The views from the path are superb. Across the valley broad slopes rise to meet the sky. These are the vineyards of Bradley Farm, field after field facing south, harvesting the summer sun. Far below the river Mole, tree-shadowed, winds round the foot of the hill.
On the way down I met an elderly gentleman training for a walk in the Alps. His idea of training being to carry fifty pounds of weights up Box Hill - and if you've ever climbed it you will know what that means! Filled with admiration for his fortitude, and gratified to find that there was someone whose sanity was even more questionable than my own, I carried on to the river.
Below the stepping stones I found a secluded spot where I could take a much-needed bath.

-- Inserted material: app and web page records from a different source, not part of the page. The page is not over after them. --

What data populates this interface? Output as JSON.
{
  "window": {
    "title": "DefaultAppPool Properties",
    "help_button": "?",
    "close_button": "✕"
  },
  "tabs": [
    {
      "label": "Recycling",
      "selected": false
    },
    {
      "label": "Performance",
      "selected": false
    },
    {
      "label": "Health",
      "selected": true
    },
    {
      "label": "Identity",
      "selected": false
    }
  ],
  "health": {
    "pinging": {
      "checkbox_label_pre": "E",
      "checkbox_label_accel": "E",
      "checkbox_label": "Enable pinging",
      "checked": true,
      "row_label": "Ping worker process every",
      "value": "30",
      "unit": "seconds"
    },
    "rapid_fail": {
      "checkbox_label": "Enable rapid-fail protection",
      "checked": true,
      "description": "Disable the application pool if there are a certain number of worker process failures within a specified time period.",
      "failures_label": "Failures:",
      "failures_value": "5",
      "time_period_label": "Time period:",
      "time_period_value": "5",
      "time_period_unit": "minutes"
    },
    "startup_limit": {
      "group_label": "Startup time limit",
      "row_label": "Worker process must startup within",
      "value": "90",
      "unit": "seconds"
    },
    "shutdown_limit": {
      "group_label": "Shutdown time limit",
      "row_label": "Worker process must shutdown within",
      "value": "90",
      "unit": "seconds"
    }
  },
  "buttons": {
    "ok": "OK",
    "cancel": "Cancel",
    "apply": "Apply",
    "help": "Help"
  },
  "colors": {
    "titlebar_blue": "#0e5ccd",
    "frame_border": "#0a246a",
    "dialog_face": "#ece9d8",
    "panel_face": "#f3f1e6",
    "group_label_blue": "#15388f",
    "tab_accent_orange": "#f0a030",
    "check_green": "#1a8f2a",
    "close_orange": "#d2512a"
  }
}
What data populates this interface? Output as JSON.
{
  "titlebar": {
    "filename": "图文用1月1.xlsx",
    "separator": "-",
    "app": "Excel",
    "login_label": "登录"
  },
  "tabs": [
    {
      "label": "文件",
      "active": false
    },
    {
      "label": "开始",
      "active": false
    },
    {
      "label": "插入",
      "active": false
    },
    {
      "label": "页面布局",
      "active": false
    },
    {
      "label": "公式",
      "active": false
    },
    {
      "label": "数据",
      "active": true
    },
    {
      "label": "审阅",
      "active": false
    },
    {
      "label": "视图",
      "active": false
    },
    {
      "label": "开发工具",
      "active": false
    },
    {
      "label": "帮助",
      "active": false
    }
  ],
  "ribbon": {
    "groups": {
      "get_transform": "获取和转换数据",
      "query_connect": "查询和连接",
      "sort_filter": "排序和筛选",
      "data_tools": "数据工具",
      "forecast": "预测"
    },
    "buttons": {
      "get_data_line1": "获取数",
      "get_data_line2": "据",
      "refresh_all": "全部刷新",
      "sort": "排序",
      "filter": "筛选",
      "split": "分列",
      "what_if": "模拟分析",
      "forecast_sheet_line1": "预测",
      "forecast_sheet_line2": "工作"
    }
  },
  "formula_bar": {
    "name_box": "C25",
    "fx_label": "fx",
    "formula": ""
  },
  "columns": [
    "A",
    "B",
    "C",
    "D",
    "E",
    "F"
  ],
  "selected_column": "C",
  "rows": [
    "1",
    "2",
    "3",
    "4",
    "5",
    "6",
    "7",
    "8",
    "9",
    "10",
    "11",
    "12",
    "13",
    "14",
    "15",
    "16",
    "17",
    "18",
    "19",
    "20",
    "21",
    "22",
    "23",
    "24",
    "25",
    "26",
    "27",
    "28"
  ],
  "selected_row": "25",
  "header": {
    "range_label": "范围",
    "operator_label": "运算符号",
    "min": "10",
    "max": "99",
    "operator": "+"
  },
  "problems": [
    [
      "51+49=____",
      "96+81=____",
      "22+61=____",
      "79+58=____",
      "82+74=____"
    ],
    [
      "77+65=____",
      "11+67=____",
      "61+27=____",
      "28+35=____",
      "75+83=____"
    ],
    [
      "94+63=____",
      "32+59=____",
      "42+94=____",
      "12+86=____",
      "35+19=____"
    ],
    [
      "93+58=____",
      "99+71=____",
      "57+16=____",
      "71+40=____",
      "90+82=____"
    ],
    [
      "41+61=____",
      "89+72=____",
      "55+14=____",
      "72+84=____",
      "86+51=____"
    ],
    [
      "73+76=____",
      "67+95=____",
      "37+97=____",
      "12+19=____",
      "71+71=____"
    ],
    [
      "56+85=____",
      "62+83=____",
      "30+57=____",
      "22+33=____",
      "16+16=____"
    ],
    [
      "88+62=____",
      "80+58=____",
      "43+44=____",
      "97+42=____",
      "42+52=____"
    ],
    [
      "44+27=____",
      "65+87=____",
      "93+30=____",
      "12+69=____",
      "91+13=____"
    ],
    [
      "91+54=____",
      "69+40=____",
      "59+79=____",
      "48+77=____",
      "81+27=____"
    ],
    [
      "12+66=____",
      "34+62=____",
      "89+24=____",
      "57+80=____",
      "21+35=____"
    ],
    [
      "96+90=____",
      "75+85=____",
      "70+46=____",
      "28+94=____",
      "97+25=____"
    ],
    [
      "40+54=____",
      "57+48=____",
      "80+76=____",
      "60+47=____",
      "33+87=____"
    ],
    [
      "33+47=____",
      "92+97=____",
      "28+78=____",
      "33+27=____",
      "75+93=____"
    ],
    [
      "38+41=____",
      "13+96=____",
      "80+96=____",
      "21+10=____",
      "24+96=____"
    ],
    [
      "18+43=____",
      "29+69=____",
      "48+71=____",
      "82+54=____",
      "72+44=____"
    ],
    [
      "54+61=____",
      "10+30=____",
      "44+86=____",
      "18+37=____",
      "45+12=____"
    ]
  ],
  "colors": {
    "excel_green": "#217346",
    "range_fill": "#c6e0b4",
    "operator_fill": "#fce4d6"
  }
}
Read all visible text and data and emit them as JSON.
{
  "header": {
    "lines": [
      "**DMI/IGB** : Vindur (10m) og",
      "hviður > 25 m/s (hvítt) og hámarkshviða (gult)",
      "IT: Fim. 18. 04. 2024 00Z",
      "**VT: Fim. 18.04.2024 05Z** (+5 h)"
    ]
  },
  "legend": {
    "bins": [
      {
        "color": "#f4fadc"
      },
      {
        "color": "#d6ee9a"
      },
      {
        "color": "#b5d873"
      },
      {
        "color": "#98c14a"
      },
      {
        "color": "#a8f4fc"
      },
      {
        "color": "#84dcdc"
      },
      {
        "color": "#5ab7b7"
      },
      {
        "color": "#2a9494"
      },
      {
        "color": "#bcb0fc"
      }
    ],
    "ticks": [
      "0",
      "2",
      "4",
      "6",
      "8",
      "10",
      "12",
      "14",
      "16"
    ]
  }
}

After dozing for a while in the sunshine I crossed the stream and followed the track up through the vineyard to Ranmore Common.
The seven miles from the Common to Newlands Corner are mostly through woods, welcome shade as it was a blazing afternoon. It was hot under the trees, but not nearly as bad as it would have been out on the chalk.
In December 1926 Newlands Corner was front-page news. The writer Agatha Christie disappeared and her car was found abandoned near Newlands Corner, sparking a nationwide search. She was discovered ten days later in a hotel in Harrogate. Various theories have been suggested to account for the incident - that she wanted to embarrass her philandering husband into a divorce (during the investigation he was followed by the police), that she suffered a breakdown - but she never confirmed any of them. In the best traditions of British fiction it remains a mystery.
At the visitor centre I had one of the best bacon rolls I've tasted anywhere. Meat lightly grilled, plenty of butter, and the roll toasted; a nice touch that makes all the difference! I hadn't eaten properly during the first part of the walk and the lack of food was now starting to show in a constant hunger.
After Newlands Corner the North Downs Way leaves the downs. The rest of the walk is on sandy deposits south of the ridge. The first outcrop is St. Martha's Hill, with the church of St. Martha perched on its summit. Then down through pine woods to the river Wey near Guildford.
If you're hungry or in need of somewhere to stay there's a lovely walk along the river into the town. I ate at the Three Pigeons in the High Street (more food!), a pub I liked very much, then followed the river back to the Way. I was making for a tree somewhere in West Warren where I knew I could pass a peaceful night.
And so it proved. I hung my walking clothes on the branches, hoping that some of the smell might evaporate (not that it did), and snuggled down into my sleeping bag. Outside, beyond the dark woods, the fields were white in the light of the moon rising above the Hog's Back.